__Dataset rows for apps and sites__.
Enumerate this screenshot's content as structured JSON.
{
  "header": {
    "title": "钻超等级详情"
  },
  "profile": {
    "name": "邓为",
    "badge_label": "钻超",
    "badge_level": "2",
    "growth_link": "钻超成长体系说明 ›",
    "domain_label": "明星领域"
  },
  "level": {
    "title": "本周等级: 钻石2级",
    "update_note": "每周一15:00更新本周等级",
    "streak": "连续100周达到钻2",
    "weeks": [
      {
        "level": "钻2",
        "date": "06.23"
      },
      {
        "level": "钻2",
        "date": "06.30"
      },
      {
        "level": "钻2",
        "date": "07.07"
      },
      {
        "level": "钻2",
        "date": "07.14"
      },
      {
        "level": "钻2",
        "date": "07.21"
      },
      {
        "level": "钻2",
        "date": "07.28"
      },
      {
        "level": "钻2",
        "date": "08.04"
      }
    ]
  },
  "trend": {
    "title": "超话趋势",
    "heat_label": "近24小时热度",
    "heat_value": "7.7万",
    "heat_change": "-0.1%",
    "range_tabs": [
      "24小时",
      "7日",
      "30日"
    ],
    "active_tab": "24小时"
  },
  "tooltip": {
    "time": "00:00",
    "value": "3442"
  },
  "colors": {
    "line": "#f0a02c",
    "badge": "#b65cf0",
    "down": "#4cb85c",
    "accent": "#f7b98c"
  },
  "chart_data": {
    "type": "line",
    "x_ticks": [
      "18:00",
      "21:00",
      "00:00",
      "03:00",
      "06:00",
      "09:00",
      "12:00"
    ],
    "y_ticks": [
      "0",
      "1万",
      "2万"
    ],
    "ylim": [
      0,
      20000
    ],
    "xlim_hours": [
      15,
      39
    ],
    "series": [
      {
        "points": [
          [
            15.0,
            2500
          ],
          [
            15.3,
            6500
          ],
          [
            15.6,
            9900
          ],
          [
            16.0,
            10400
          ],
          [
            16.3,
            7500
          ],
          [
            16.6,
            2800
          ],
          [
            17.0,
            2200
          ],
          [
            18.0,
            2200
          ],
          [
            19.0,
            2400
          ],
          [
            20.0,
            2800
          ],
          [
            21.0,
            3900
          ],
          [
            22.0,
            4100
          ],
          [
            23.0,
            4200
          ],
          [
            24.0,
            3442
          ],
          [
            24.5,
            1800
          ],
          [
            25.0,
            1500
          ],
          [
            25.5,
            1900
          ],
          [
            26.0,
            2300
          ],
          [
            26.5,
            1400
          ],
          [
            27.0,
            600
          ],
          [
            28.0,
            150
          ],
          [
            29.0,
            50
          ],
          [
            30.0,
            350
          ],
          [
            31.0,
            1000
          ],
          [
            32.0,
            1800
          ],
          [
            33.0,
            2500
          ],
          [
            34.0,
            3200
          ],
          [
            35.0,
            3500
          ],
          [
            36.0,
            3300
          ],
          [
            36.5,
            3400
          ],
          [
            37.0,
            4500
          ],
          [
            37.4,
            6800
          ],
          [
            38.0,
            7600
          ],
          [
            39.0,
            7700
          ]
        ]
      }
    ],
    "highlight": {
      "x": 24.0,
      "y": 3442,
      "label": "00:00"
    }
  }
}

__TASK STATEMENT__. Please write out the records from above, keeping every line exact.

__WRITTEN RESPONSE__.
Enumerate this screenshot's content as structured JSON.
{
  "header": {
    "title": "钻超等级详情"
  },
  "profile": {
    "name": "邓为",
    "badge_label": "钻超",
    "badge_level": "2",
    "growth_link": "钻超成长体系说明 ›",
    "domain_label": "明星领域"
  },
  "level": {
    "title": "本周等级: 钻石2级",
    "update_note": "每周一15:00更新本周等级",
    "streak": "连续100周达到钻2",
    "weeks": [
      {
        "level": "钻2",
        "date": "06.23"
      },
      {
        "level": "钻2",
        "date": "06.30"
      },
      {
        "level": "钻2",
        "date": "07.07"
      },
      {
        "level": "钻2",
        "date": "07.14"
      },
      {
        "level": "钻2",
        "date": "07.21"
      },
      {
        "level": "钻2",
        "date": "07.28"
      },
      {
        "level": "钻2",
        "date": "08.04"
      }
    ]
  },
  "trend": {
    "title": "超话趋势",
    "heat_label": "近24小时热度",
    "heat_value": "7.7万",
    "heat_change": "-0.1%",
    "range_tabs": [
      "24小时",
      "7日",
      "30日"
    ],
    "active_tab": "24小时"
  },
  "tooltip": {
    "time": "00:00",
    "value": "3442"
  },
  "colors": {
    "line": "#f0a02c",
    "badge": "#b65cf0",
    "down": "#4cb85c",
    "accent": "#f7b98c"
  },
  "chart_data": {
    "type": "line",
    "x_ticks": [
      "18:00",
      "21:00",
      "00:00",
      "03:00",
      "06:00",
      "09:00",
      "12:00"
    ],
    "y_ticks": [
      "0",
      "1万",
      "2万"
    ],
    "ylim": [
      0,
      20000
    ],
    "xlim_hours": [
      15,
      39
    ],
    "series": [
      {
        "points": [
          [
            15.0,
            2500
          ],
          [
            15.3,
            6500
          ],
          [
            15.6,
            9900
          ],
          [
            16.0,
            10400
          ],
          [
            16.3,
            7500
          ],
          [
            16.6,
            2800
          ],
          [
            17.0,
            2200
          ],
          [
            18.0,
            2200
          ],
          [
            19.0,
            2400
          ],
          [
            20.0,
            2800
          ],
          [
            21.0,
            3900
          ],
          [
            22.0,
            4100
          ],
          [
            23.0,
            4200
          ],
          [
            24.0,
            3442
          ],
          [
            24.5,
            1800
          ],
          [
            25.0,
            1500
          ],
          [
            25.5,
            1900
          ],
          [
            26.0,
            2300
          ],
          [
            26.5,
            1400
          ],
          [
            27.0,
            600
          ],
          [
            28.0,
            150
          ],
          [
            29.0,
            50
          ],
          [
            30.0,
            350
          ],
          [
            31.0,
            1000
          ],
          [
            32.0,
            1800
          ],
          [
            33.0,
            2500
          ],
          [
            34.0,
            3200
          ],
          [
            35.0,
            3500
          ],
          [
            36.0,
            3300
          ],
          [
            36.5,
            3400
          ],
          [
            37.0,
            4500
          ],
          [
            37.4,
            6800
          ],
          [
            38.0,
            7600
          ],
          [
            39.0,
            7700
          ]
        ]
      }
    ],
    "highlight": {
      "x": 24.0,
      "y": 3442,
      "label": "00:00"
    }
  }
}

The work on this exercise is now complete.